▶ **About this task**
In the entries below, some lines contain "calendar"; work out how many and answer with the figure only.

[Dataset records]
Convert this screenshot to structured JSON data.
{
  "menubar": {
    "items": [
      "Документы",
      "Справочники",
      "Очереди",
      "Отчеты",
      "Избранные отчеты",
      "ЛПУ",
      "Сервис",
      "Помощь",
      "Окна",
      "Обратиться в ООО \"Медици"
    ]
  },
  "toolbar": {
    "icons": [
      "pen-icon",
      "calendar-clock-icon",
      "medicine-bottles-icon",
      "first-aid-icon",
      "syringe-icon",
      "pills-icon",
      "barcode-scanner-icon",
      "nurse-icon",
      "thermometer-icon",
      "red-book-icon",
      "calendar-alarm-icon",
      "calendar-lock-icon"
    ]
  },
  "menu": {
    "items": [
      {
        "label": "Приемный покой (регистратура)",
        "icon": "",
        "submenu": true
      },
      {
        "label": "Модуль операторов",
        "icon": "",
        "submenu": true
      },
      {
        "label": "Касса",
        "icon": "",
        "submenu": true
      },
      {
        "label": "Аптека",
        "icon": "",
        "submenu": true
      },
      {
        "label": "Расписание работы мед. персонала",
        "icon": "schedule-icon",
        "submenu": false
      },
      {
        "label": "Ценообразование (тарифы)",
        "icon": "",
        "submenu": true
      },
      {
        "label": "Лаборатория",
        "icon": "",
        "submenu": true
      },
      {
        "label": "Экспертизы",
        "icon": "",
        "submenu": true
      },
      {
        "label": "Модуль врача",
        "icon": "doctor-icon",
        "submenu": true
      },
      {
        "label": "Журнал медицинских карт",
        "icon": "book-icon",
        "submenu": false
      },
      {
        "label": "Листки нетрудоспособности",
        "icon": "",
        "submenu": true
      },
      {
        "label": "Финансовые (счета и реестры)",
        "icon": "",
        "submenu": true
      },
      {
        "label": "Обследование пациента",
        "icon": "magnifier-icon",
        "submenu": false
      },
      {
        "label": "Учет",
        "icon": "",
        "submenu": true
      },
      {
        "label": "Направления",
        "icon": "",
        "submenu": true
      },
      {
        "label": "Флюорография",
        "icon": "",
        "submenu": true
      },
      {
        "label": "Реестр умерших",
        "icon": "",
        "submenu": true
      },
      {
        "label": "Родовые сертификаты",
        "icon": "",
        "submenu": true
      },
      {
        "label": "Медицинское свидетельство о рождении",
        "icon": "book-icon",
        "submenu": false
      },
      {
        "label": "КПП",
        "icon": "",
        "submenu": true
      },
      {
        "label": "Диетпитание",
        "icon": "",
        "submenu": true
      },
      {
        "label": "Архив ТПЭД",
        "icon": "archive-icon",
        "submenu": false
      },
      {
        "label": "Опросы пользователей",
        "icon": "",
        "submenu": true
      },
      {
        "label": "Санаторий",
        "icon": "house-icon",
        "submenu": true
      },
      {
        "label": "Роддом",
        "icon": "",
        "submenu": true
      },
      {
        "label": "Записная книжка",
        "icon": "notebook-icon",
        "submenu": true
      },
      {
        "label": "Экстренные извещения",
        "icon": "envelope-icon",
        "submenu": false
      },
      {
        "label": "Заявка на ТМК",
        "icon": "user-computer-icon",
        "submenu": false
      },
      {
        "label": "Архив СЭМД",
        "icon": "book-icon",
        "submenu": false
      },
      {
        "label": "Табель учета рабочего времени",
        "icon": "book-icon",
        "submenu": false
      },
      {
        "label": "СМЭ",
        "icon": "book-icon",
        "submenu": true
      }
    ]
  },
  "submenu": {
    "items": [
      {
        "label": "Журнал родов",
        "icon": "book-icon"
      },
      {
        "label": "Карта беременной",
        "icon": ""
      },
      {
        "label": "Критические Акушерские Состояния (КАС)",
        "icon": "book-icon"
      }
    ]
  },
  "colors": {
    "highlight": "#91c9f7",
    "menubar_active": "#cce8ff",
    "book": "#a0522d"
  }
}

▶ **Exercise response**
3